A new study of the Internet Retailer Top 500 e-retailers suggests the answer is yes.
Bill Siwicki , Managing Editor, Mobile Commerce
Of 49.6 billion visits to the top 500 e-retailers in 2014, 26.4 billion, or 53.2%, will stem from smartphones, predicts mobile commerce technology vendor Branding Brand in a new study. There will be 41.0 billion visits to the top 500 e-commerce sites this year, 10.1 billion, or 24.6%, coming from smartphones, the study predicts.
Branding Brand took the merchants listed in the 2011 edition of the Internet Retailer Top 500 Guide and used their 2010 unique monthly visitors as the foundation of the study. Noting 9.3% growth in visitors between 2009—from data in the 2010 edition of the guide—to 2010, the vendor projected 10% growth in unique monthly visitors each year from 2011 through 2015. It then created growth projections for smartphone visits from 2011 through 2015 based on the growth of smartphone visitors to 10 of its clients—large and small chain retailers—that have had m-commerce sites up and running for at least two full calendar years. For these 10 sites, smartphone visits accounted for nearly 4% of total visits in 2010 and more than 13% in 2011.
“There are more devices out there than ever before, more usage of data plans, and more content that is mobile-friendly that makes mobile a relevant experience,” says Chris Mason, co-founder and CEO of Branding Brand. “There is also a usability trend: Consumers are getting more confident and used to the idea of researching products and making purchases on a mobile device. And another trend we’re seeing is digital omnivores—consumers with desktop computers, tablets and smartphones use the Internet more often. This adds up to a consumer who knows more about mobile and is very accustomed to using these devices.”
Following are the total annual visits in billions to the 2011 Top 500 e-retailers, total annual mobile visits in billions, and the percentage of total visits that smartphones account for, according to Branding Brand’s study:
“Retailers need to have a mobile site—but that’s not the complete answer,” Mason says. “They need to study mobile, launch a site to start the studying process, see how consumers interact. Differences in the size of the basket between desktops, tablets and smartphones show that what consumers are willing to buy in these channels changes.”
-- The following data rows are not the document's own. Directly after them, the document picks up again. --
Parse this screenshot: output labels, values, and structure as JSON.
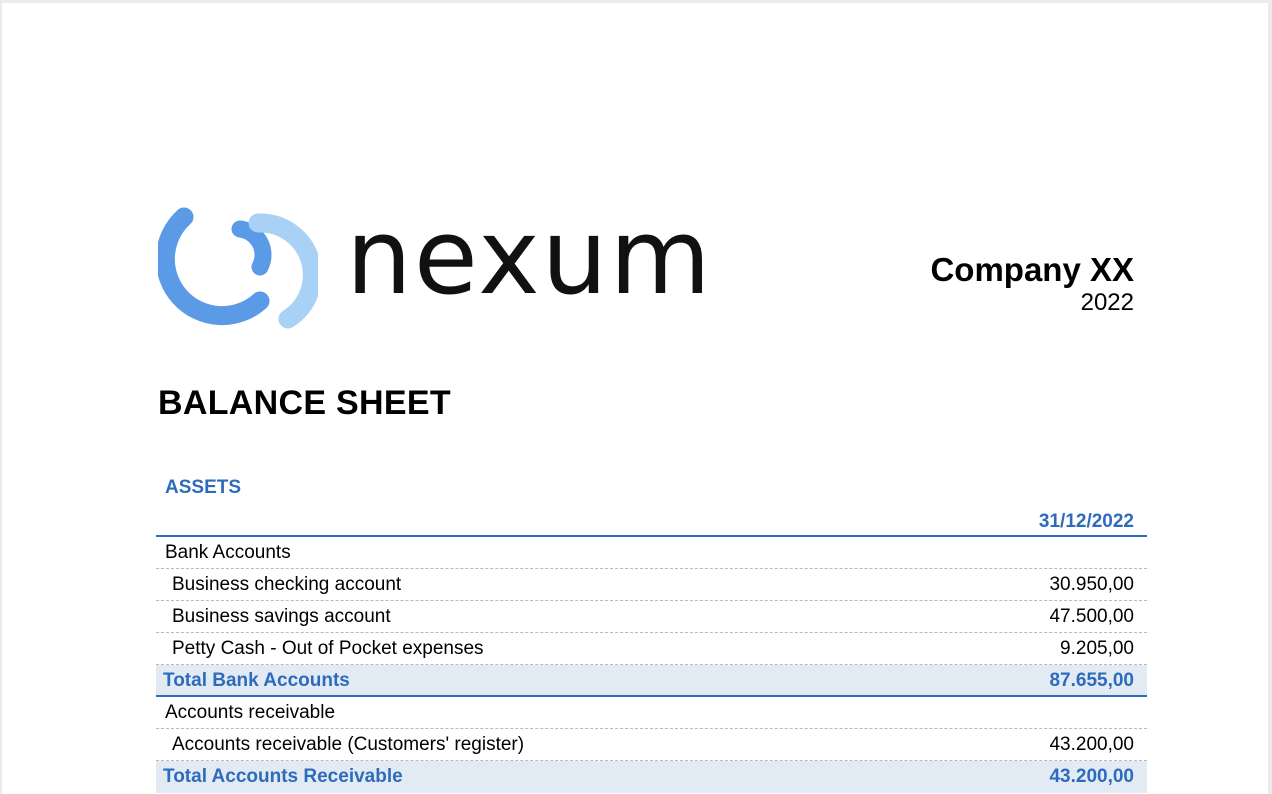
{
  "logo": {
    "wordmark": "nexum",
    "mark_icon": "circular-swirl-icon",
    "colors": {
      "primary": "#5b9ae6",
      "light": "#a9d0f5"
    }
  },
  "company": {
    "name": "Company XX",
    "year": "2022"
  },
  "document": {
    "title": "BALANCE SHEET"
  },
  "assets": {
    "label": "ASSETS",
    "date_column": "31/12/2022",
    "rows": [
      {
        "type": "group",
        "label": "Bank Accounts",
        "value": ""
      },
      {
        "type": "item",
        "label": "Business checking account",
        "value": "30.950,00"
      },
      {
        "type": "item",
        "label": "Business savings account",
        "value": "47.500,00"
      },
      {
        "type": "item",
        "label": "Petty Cash - Out of Pocket expenses",
        "value": "9.205,00"
      },
      {
        "type": "total",
        "label": "Total Bank Accounts",
        "value": "87.655,00"
      },
      {
        "type": "group",
        "label": "Accounts receivable",
        "value": ""
      },
      {
        "type": "item",
        "label": "Accounts receivable (Customers' register)",
        "value": "43.200,00"
      },
      {
        "type": "total",
        "label": "Total Accounts Receivable",
        "value": "43.200,00"
      }
    ]
  },
  "colors": {
    "accent": "#2e6bbd",
    "total_row_bg": "#e2ebf4",
    "dashed_divider": "#b9b9b9"
  }
}
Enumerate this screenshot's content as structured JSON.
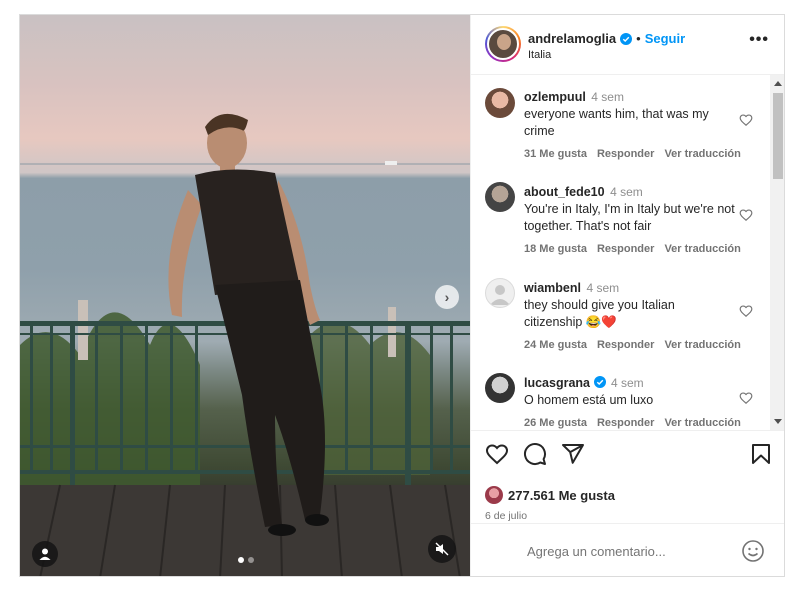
{
  "post": {
    "username": "andrelamoglia",
    "verified": true,
    "follow_label": "Seguir",
    "separator": "•",
    "location": "Italia",
    "more_label": "•••"
  },
  "media": {
    "carousel_count": 2,
    "active_index": 0,
    "icons": [
      "chevron-right-icon",
      "user-tag-icon",
      "muted-speaker-icon"
    ]
  },
  "comments": [
    {
      "username": "ozlempuul",
      "verified": false,
      "time": "4 sem",
      "text": "everyone wants him, that was my crime",
      "likes": "31 Me gusta",
      "reply": "Responder",
      "translate": "Ver traducción"
    },
    {
      "username": "about_fede10",
      "verified": false,
      "time": "4 sem",
      "text": "You're in Italy, I'm in Italy but we're not together. That's not fair",
      "likes": "18 Me gusta",
      "reply": "Responder",
      "translate": "Ver traducción"
    },
    {
      "username": "wiambenl",
      "verified": false,
      "time": "4 sem",
      "text": "they should give you Italian citizenship 😂❤️",
      "likes": "24 Me gusta",
      "reply": "Responder",
      "translate": "Ver traducción"
    },
    {
      "username": "lucasgrana",
      "verified": true,
      "time": "4 sem",
      "text": "O homem está um luxo",
      "likes": "26 Me gusta",
      "reply": "Responder",
      "translate": "Ver traducción"
    }
  ],
  "actions": {
    "icons": [
      "heart-icon",
      "comment-icon",
      "share-icon",
      "bookmark-icon"
    ],
    "likes_count": "277.561 Me gusta",
    "date": "6 de julio"
  },
  "composer": {
    "placeholder": "Agrega un comentario...",
    "icon": "emoji-icon"
  },
  "colors": {
    "accent_blue": "#0095f6",
    "verified_blue": "#0095f6",
    "text_primary": "#262626",
    "text_secondary": "#737373",
    "border": "#dbdbdb"
  }
}
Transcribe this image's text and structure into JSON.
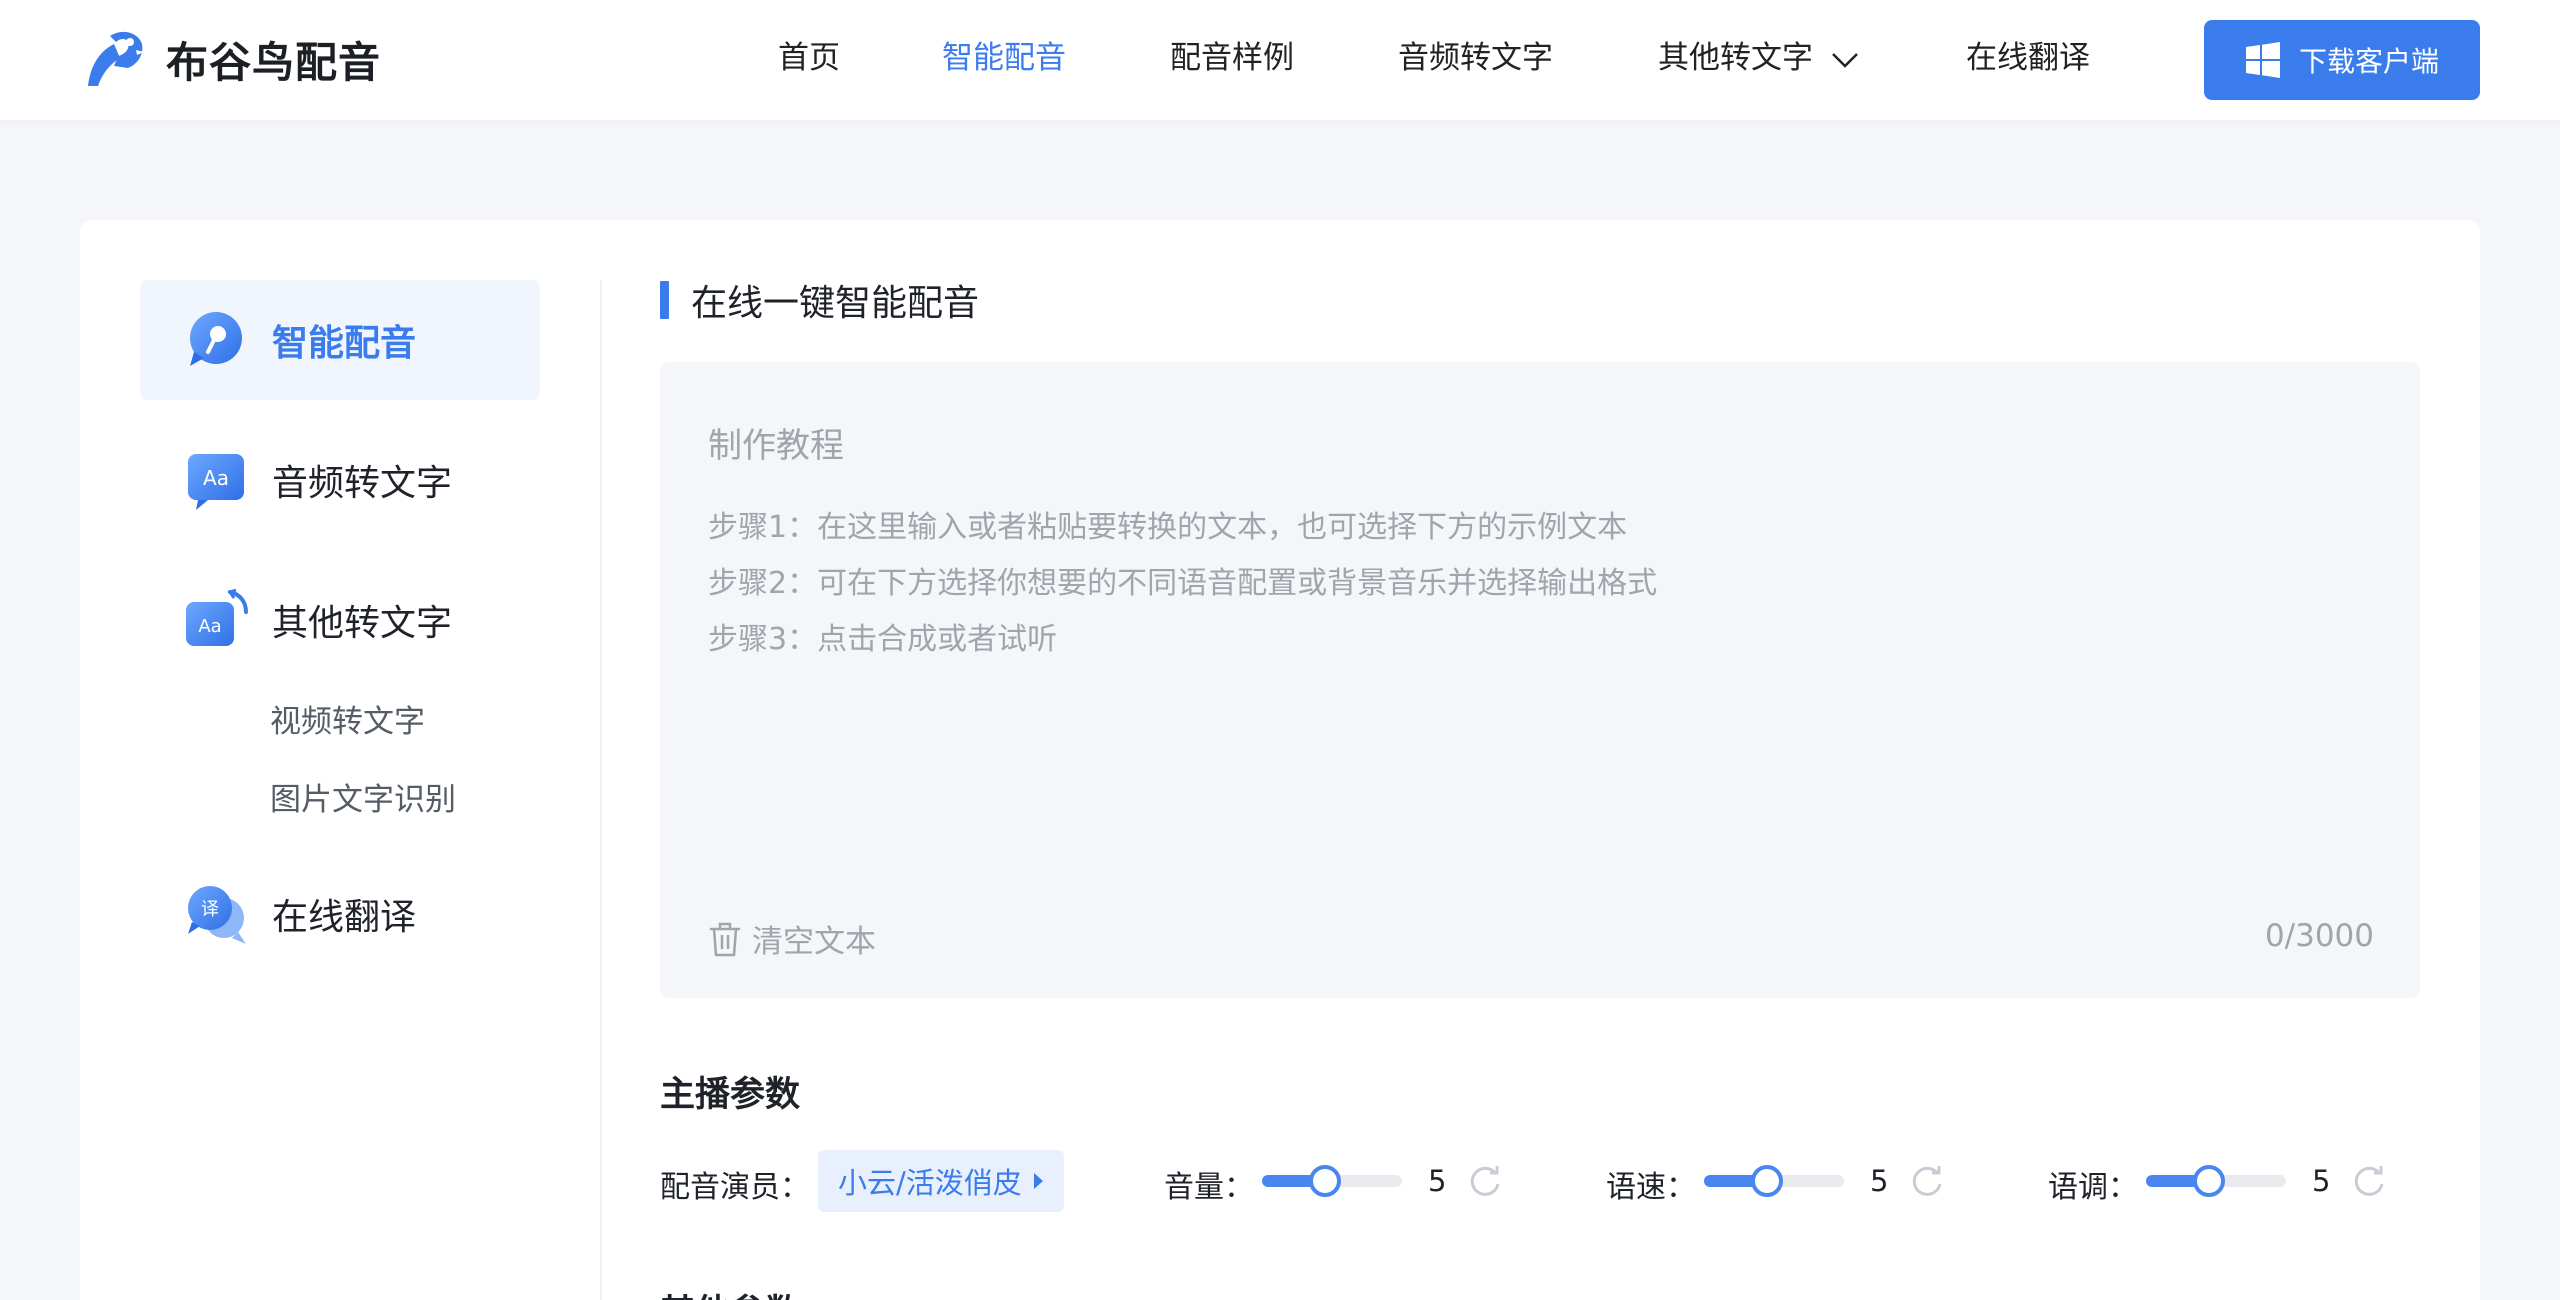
{
  "header": {
    "brand": "布谷鸟配音",
    "nav": [
      {
        "label": "首页"
      },
      {
        "label": "智能配音",
        "active": true
      },
      {
        "label": "配音样例"
      },
      {
        "label": "音频转文字"
      },
      {
        "label": "其他转文字",
        "has_dropdown": true
      },
      {
        "label": "在线翻译"
      }
    ],
    "download_label": "下载客户端"
  },
  "sidebar": {
    "items": [
      {
        "label": "智能配音",
        "icon": "mic-bubble-icon",
        "active": true
      },
      {
        "label": "音频转文字",
        "icon": "aa-text-icon"
      },
      {
        "label": "其他转文字",
        "icon": "aa-convert-icon",
        "children": [
          "视频转文字",
          "图片文字识别"
        ]
      },
      {
        "label": "在线翻译",
        "icon": "translate-bubble-icon"
      }
    ]
  },
  "editor": {
    "section_title": "在线一键智能配音",
    "placeholder_title": "制作教程",
    "steps": [
      "步骤1：在这里输入或者粘贴要转换的文本，也可选择下方的示例文本",
      "步骤2：可在下方选择你想要的不同语音配置或背景音乐并选择输出格式",
      "步骤3：点击合成或者试听"
    ],
    "clear_label": "清空文本",
    "counter": "0/3000"
  },
  "params": {
    "title": "主播参数",
    "voice_label": "配音演员：",
    "voice_value": "小云/活泼俏皮",
    "volume": {
      "label": "音量：",
      "value": "5",
      "level": 0.45
    },
    "speed": {
      "label": "语速：",
      "value": "5",
      "level": 0.45
    },
    "pitch": {
      "label": "语调：",
      "value": "5",
      "level": 0.45
    }
  },
  "next_section_title": "其他参数",
  "colors": {
    "accent": "#3b7ced",
    "page_bg": "#f4f6fa",
    "editor_bg": "#f5f6fa"
  }
}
The increase in mobile traffic has a dramatic in-store implication, too, Mason says. “Mobile is the only online shopping touch-point you can bring with you offline. The question is, how do you better serve customers with mobile devices in stores?” he says. “You need to be there studying to see how this affects your brand. In today’s highly mobile environment, you have to follow your consumers as they change right in front of you.”